* _What the task requires_
When a line in the records contains the string "JSON", copy that line.

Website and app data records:
______

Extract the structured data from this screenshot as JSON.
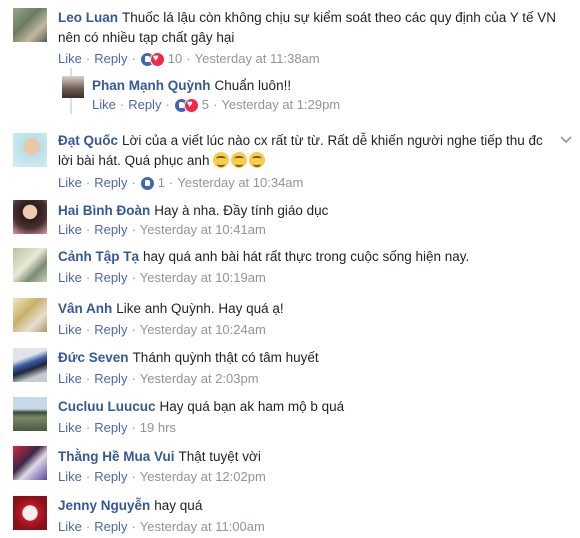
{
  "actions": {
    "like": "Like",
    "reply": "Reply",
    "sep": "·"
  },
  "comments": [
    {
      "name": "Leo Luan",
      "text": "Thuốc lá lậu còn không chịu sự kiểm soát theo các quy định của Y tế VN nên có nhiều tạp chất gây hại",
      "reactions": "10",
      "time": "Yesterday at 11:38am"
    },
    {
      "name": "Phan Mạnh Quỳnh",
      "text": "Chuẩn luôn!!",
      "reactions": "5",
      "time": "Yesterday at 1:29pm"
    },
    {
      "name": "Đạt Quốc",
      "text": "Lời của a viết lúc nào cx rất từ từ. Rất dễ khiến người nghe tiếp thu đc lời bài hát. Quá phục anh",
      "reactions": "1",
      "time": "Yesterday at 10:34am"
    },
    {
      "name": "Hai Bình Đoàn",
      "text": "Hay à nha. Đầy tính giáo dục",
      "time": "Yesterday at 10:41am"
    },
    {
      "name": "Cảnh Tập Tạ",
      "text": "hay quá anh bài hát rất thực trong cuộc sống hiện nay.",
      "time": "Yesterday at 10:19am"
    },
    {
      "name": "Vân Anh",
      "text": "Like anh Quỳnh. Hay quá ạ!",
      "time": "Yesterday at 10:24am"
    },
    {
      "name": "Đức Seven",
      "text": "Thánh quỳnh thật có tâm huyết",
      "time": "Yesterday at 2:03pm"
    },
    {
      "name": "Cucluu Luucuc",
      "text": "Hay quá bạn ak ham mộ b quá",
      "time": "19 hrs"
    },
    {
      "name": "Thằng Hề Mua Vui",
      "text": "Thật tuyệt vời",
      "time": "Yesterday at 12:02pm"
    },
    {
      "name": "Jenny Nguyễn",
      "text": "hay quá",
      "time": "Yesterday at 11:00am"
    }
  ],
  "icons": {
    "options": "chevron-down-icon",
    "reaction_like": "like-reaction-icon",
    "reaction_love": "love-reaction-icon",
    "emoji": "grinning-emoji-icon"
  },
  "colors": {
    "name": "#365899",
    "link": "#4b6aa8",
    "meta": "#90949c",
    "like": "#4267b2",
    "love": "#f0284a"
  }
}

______

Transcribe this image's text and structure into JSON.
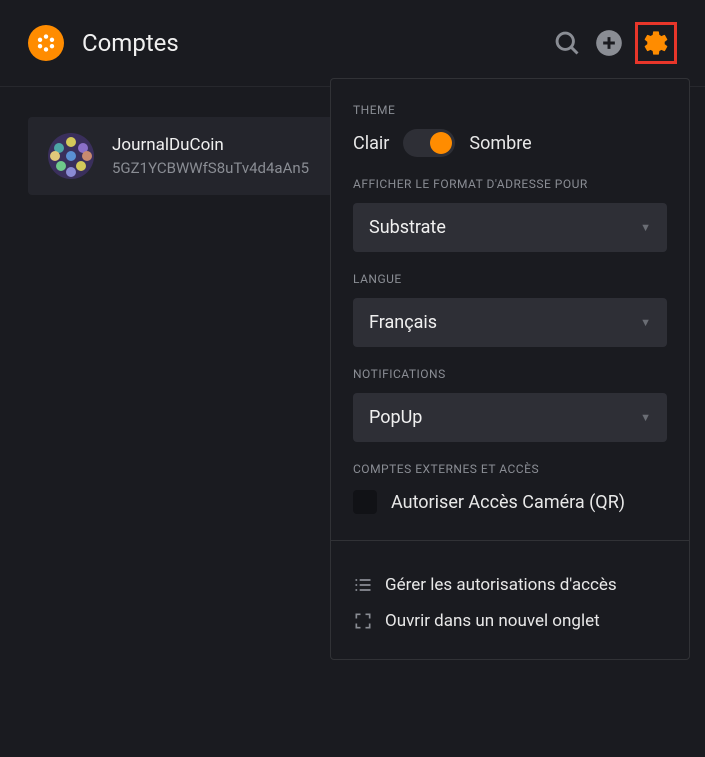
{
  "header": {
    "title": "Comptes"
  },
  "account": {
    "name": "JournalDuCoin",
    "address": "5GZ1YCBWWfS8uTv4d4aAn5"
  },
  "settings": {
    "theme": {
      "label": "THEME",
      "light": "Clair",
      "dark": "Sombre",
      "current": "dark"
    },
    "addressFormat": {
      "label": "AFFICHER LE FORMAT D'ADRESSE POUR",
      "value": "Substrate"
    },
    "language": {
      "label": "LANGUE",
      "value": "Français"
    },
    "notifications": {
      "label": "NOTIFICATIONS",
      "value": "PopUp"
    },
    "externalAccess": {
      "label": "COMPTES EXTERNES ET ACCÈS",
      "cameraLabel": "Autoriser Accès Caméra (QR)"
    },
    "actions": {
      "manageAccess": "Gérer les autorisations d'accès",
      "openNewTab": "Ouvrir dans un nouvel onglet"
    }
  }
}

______

* _Your solution_
Extract the structured data from this screenshot as JSON.
Transcribe this image's text and structure into JSON.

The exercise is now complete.